From the entries that follow, report every line in which "Click" occurs.

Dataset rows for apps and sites
━━━━━━

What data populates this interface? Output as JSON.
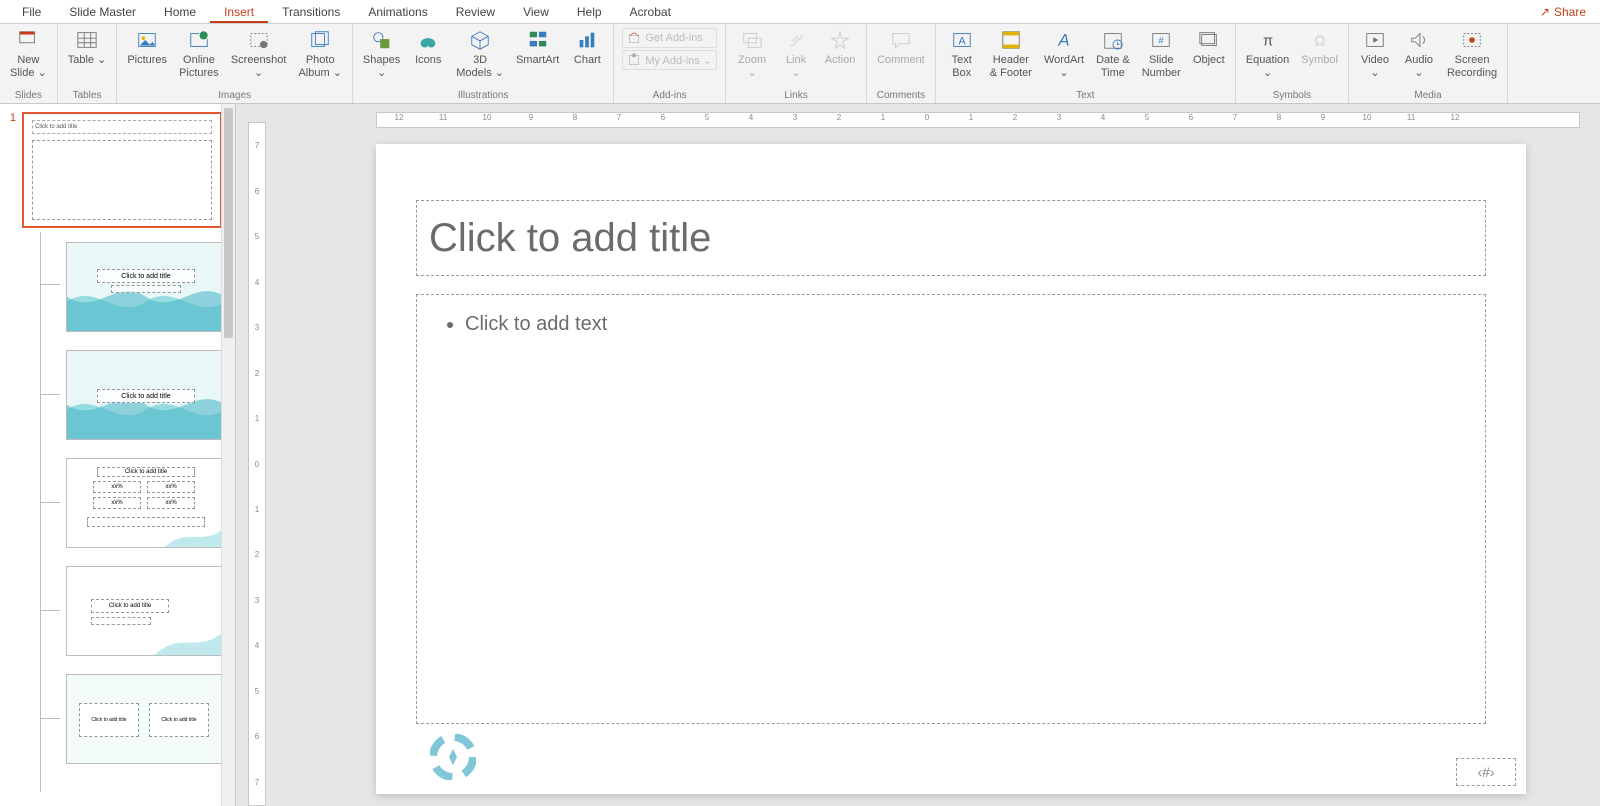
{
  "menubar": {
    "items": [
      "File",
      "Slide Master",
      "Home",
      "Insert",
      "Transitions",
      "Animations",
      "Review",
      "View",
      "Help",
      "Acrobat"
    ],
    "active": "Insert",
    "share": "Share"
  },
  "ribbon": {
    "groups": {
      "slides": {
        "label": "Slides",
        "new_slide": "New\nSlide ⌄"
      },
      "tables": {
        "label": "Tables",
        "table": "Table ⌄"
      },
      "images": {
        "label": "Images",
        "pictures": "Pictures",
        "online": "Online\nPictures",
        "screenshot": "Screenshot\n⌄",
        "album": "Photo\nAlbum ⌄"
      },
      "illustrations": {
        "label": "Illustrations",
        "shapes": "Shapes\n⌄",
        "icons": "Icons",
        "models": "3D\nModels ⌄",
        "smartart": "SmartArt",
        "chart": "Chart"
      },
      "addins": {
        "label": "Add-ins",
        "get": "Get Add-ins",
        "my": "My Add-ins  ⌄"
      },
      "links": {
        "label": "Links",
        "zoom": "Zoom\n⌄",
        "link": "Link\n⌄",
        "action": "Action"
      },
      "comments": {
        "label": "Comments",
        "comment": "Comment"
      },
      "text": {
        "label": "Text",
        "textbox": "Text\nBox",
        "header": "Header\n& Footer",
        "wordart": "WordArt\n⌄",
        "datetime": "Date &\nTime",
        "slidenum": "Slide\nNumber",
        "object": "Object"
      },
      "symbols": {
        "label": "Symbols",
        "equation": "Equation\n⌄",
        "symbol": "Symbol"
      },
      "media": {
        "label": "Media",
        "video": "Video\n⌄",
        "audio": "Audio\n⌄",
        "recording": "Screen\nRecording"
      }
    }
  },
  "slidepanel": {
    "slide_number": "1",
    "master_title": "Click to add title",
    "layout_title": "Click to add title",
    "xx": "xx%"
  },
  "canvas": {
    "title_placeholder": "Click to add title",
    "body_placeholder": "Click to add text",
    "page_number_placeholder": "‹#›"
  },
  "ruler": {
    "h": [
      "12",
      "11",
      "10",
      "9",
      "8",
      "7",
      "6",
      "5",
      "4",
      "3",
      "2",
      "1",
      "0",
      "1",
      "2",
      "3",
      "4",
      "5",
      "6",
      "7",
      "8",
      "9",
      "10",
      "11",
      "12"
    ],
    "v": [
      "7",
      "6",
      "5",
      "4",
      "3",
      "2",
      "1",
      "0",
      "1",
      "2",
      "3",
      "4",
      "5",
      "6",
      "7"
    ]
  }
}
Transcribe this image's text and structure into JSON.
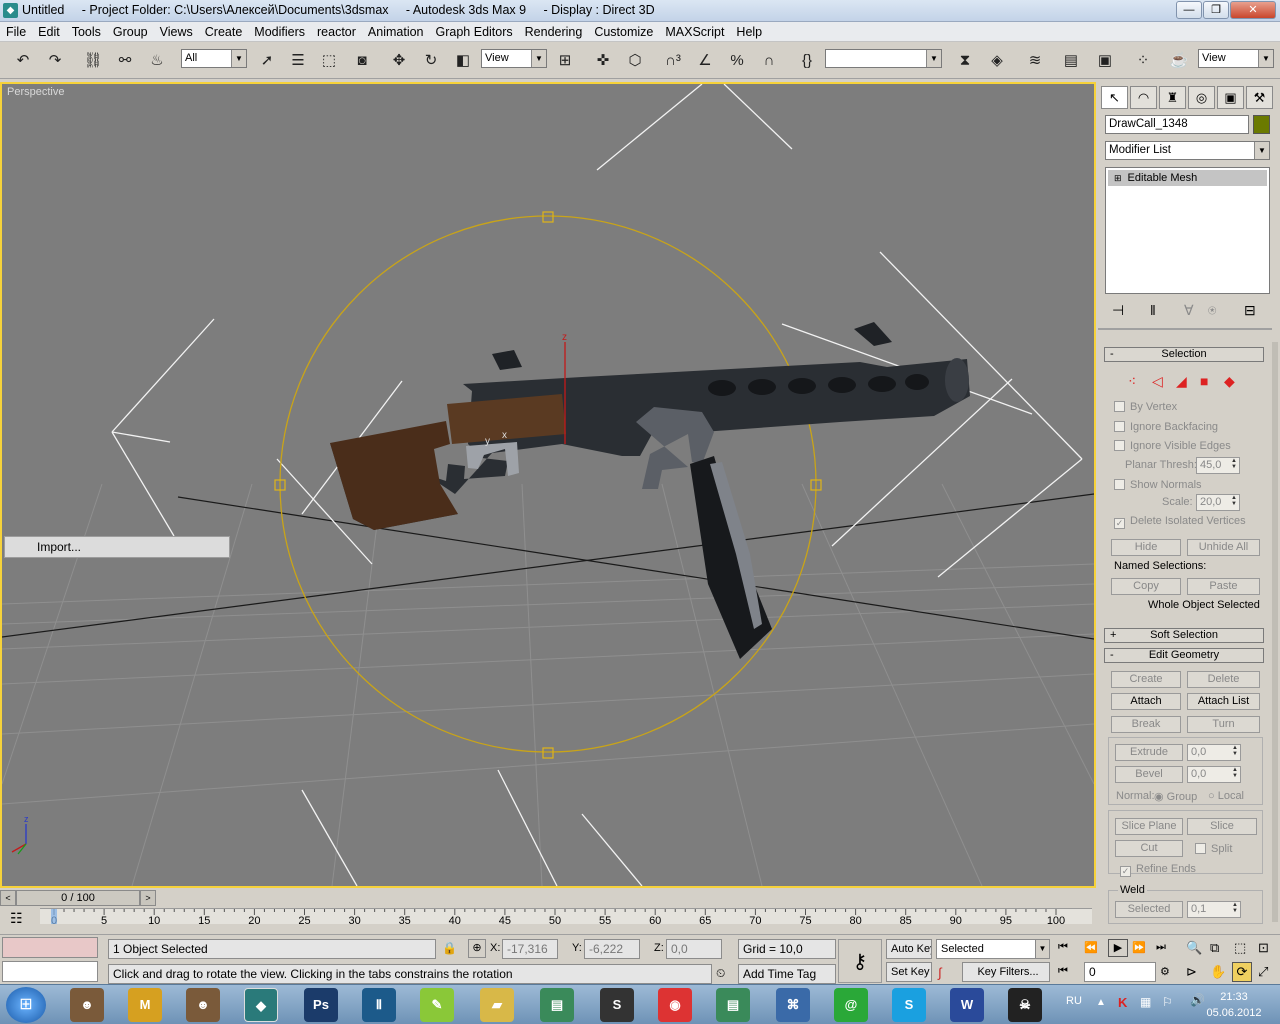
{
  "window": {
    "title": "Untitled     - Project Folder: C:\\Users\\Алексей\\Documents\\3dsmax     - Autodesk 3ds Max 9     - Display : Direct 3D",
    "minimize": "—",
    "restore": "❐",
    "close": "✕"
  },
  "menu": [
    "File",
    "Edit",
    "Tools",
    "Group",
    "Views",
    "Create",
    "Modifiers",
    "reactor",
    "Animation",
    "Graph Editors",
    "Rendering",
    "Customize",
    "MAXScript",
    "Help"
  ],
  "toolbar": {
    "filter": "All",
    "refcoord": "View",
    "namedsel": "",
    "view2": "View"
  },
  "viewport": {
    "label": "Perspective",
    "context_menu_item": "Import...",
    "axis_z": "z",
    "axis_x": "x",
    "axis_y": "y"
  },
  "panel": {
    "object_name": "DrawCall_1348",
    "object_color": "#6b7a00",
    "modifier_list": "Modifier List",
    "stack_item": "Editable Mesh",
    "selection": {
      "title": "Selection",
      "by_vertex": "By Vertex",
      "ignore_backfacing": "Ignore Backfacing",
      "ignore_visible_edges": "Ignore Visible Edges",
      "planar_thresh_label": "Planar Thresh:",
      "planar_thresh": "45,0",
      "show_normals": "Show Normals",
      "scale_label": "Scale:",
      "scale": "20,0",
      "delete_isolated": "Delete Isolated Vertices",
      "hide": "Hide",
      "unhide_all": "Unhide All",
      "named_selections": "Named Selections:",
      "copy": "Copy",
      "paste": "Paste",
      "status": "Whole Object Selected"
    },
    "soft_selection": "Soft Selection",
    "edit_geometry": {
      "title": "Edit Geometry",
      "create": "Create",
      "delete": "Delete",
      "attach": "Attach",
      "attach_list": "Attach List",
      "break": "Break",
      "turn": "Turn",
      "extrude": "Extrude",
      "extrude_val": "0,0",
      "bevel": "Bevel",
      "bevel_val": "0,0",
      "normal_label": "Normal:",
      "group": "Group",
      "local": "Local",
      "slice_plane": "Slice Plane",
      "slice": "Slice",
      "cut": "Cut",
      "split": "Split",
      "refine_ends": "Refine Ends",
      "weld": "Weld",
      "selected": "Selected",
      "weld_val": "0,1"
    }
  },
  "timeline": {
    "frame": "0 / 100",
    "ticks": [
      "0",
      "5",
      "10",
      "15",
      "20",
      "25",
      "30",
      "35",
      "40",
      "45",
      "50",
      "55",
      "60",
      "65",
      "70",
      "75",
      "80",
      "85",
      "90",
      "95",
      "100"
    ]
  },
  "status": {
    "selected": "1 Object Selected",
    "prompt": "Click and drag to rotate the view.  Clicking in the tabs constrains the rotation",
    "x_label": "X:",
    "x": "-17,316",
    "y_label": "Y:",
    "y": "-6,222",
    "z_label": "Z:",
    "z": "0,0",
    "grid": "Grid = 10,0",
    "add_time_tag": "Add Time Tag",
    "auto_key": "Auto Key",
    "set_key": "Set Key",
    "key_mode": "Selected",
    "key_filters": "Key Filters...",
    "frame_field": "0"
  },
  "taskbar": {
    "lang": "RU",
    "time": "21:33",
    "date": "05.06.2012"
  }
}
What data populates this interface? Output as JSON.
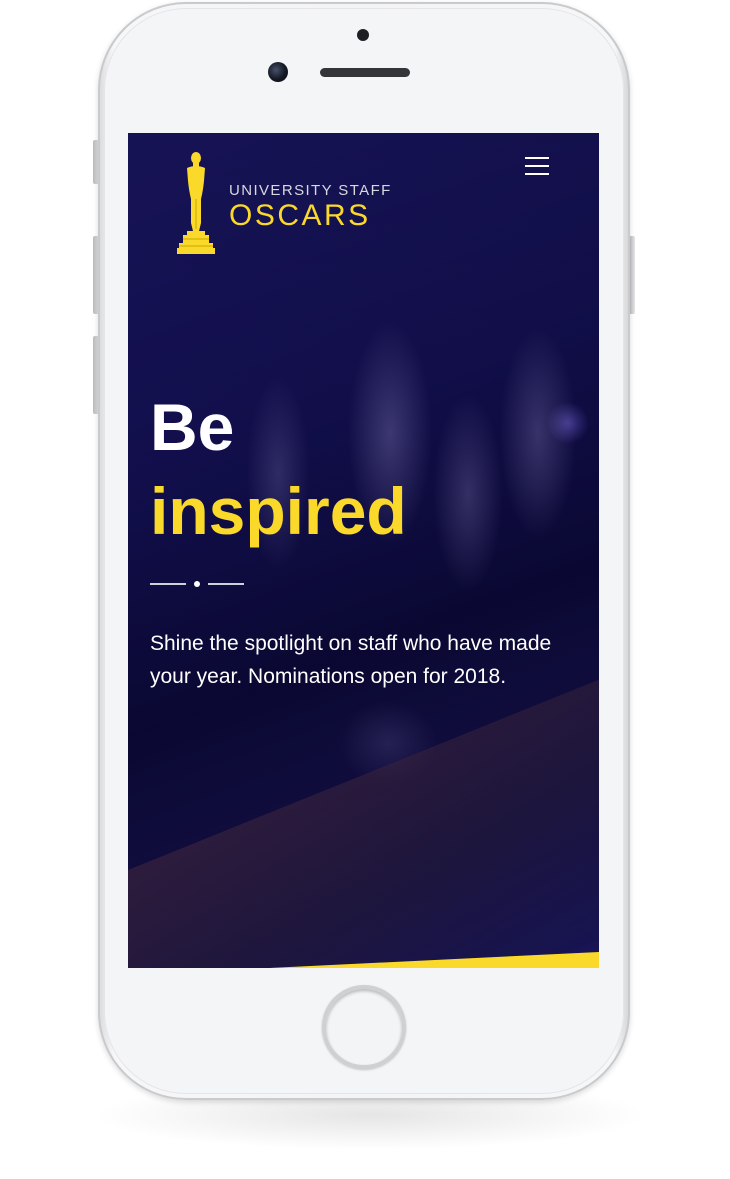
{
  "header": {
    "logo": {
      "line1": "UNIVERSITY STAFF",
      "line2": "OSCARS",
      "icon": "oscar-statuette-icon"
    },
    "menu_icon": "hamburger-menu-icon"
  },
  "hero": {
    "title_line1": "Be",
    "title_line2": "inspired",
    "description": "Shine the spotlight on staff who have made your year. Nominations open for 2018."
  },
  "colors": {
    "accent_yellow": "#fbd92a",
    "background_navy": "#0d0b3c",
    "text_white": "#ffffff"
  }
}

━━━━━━

> _Response area_:
    "master_title": "Click to add title",
    "layout_title": "Click to add title",
    "title_placeholder": "Click to add title",
    "body_placeholder": "Click to add text",
    "prompt": "Click and drag to rotate the view.  Clicking in the tabs constrains the rotation",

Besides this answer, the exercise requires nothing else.